In this post we’ll discuss these habits and the science behind them: what they can teach us about intelligence and how we can improve our own lives by implementing the lessons learned. We’ll start by exploring the nine habits, how they relate to intelligence and what works best for smart people. Then we’ll discuss how you can adopt each habit as a mindset and as a way of life. The rest of the post will walk you through these habits and we’ll finish with some tips for improving your own intellect.
Habit 1: Are Smart People Creative?
One of the first things that comes to mind about creative people is that they’re not very smart. They’re unpredictable and their ideas might seem stupid at first glance — but creative people don’t need to be smart in order to be creative! In fact, new research suggests creative thinking is correlated more to emotional intelligence rather than intelligence itself.

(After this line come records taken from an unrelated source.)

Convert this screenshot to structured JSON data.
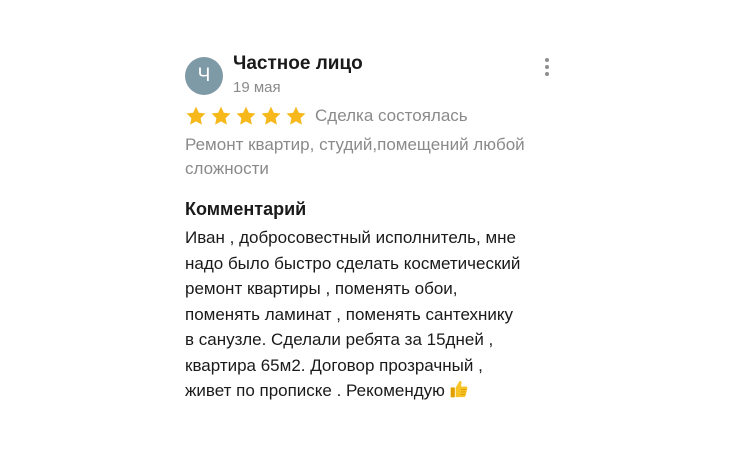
{
  "review": {
    "avatar_letter": "Ч",
    "author": "Частное лицо",
    "date": "19 мая",
    "rating": 5,
    "rating_max": 5,
    "deal_status": "Сделка состоялась",
    "service": "Ремонт квартир, студий,помещений любой сложности",
    "comment_title": "Комментарий",
    "comment_lines": [
      "Иван , добросовестный исполнитель, мне",
      "надо было быстро сделать косметический",
      "ремонт квартиры , поменять обои,",
      "поменять ламинат , поменять сантехнику",
      "в санузле. Сделали ребята за 15дней ,",
      "квартира 65м2.  Договор прозрачный ,",
      "живет по прописке . Рекомендую"
    ],
    "comment_end_icon": "thumbs-up-icon"
  },
  "colors": {
    "avatar_bg": "#7e9aa6",
    "star": "#f6b81a",
    "muted_text": "#8a8a8a",
    "primary_text": "#1a1a1a"
  }
}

There are different forms of creativity. One of them is an ability to be more innovative in solving problems, finding solutions to new obstacles and coming up with new solutions to old problems. This type of creativity is related to IQ. On the other hand, another type of creativity associated with emotional intelligence is called divergent thinking — or the ability to come up with original ideas on how to solve an unfamiliar problem quickly. Divergent thinkers also tend to be more optimistic and flexible, which are both aspects of emotional intelligence, not cognitive intelligence.

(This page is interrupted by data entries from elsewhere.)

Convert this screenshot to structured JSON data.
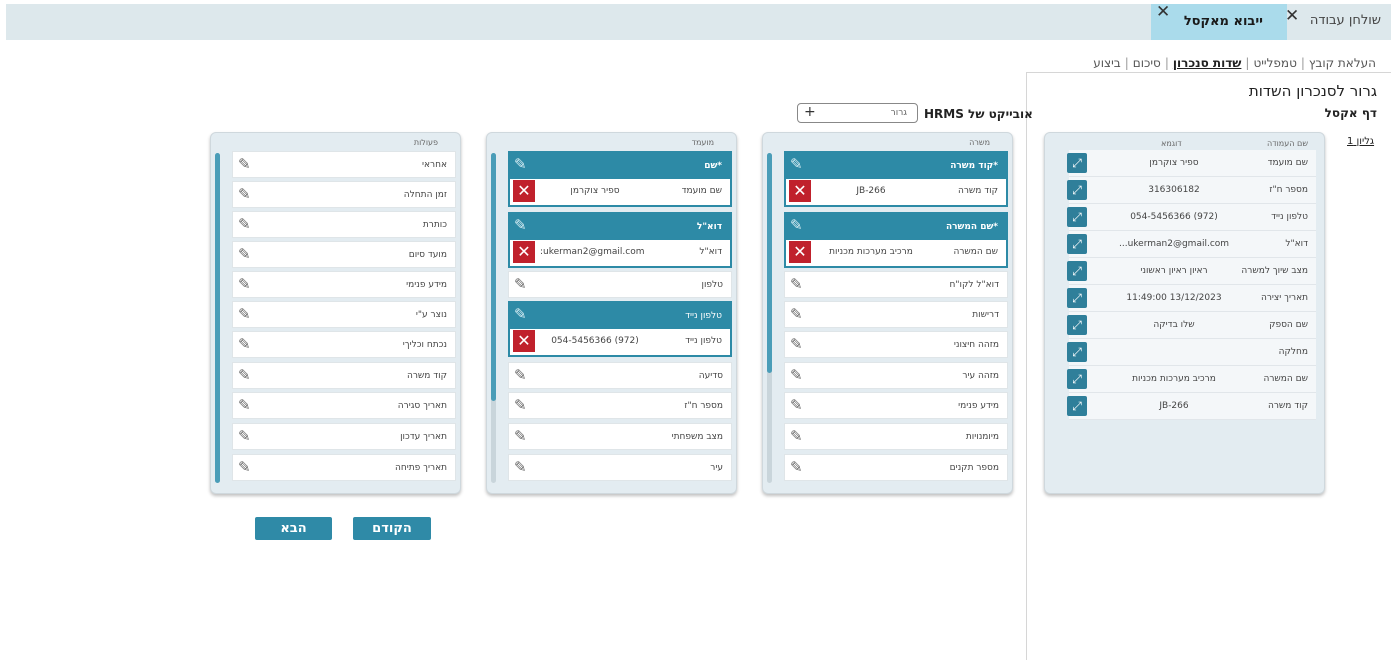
{
  "tabs": {
    "home_label": "שולחן עבודה",
    "active_label": "ייבוא מאקסל"
  },
  "steps": {
    "items": [
      "העלאת קובץ",
      "טמפלייט",
      "שדות סנכרון",
      "סיכום",
      "ביצוע"
    ],
    "current": "שדות סנכרון"
  },
  "panel": {
    "title": "גרור לסנכרון השדות",
    "subtitle": "דף אקסל",
    "sheet_link": "גליון 1"
  },
  "excel": {
    "col_name_header": "שם העמודה",
    "col_example_header": "דוגמא",
    "rows": [
      {
        "name": "שם מועמד",
        "example": "ספיר צוקרמן"
      },
      {
        "name": "מספר ח\"ז",
        "example": "316306182"
      },
      {
        "name": "טלפון נייד",
        "example": "054-5456366 (972)"
      },
      {
        "name": "דוא\"ל",
        "example": "...ukerman2@gmail.com"
      },
      {
        "name": "מצב שיוך למשרה",
        "example": "ראיון ראיון ראשוני"
      },
      {
        "name": "תאריך יצירה",
        "example": "11:49:00 13/12/2023"
      },
      {
        "name": "שם הספק",
        "example": "שלו בדיקה"
      },
      {
        "name": "מחלקה",
        "example": ""
      },
      {
        "name": "שם המשרה",
        "example": "מרכיב מערכות מכניות"
      },
      {
        "name": "קוד משרה",
        "example": "JB-266"
      }
    ]
  },
  "hrms": {
    "label": "אובייקט של HRMS",
    "select_value": "גרור"
  },
  "job_column": {
    "header": "משרה",
    "mapped": [
      {
        "title": "*קוד משרה",
        "field": "קוד משרה",
        "value": "JB-266"
      },
      {
        "title": "*שם המשרה",
        "field": "שם המשרה",
        "value": "מרכיב מערכות מכניות"
      }
    ],
    "rows": [
      "דוא\"ל לקו\"ח",
      "דרישות",
      "מזהה חיצוני",
      "מזהה עיר",
      "מידע פנימי",
      "מיומנויות",
      "מספר תקנים"
    ]
  },
  "candidate_column": {
    "header": "מועמד",
    "mapped_a": [
      {
        "title": "*שם",
        "field": "שם מועמד",
        "value": "ספיר צוקרמן"
      },
      {
        "title": "דוא\"ל",
        "field": "דוא\"ל",
        "value": ":ukerman2@gmail.com"
      }
    ],
    "row_phone": "טלפון",
    "mapped_b": {
      "title": "טלפון נייד",
      "field": "טלפון נייד",
      "value": "054-5456366 (972)"
    },
    "rows": [
      "סדיעה",
      "מספר ח\"ז",
      "מצב משפחתי",
      "עיר"
    ]
  },
  "actions_column": {
    "header": "פעולות",
    "rows": [
      "אחראי",
      "זמן התחלה",
      "כותרת",
      "מועד סיום",
      "מידע פנימי",
      "נוצר ע\"י",
      "נכתח וכליךי",
      "קוד משרה",
      "תאריך סגירה",
      "תאריך עדכון",
      "תאריך פתיחה"
    ]
  },
  "buttons": {
    "prev": "הקודם",
    "next": "הבא"
  }
}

A study conducted by London Business School shows that creative people are more emotionally intelligent than their non-creative peers. This study also shows that people with stronger emotional intelligence are more creative. It’s not surprising, really. Creativity is only possible when you have the energy to pursue your ideas and you’re open to new possibilities. Both of these factors are key to emotional intelligence.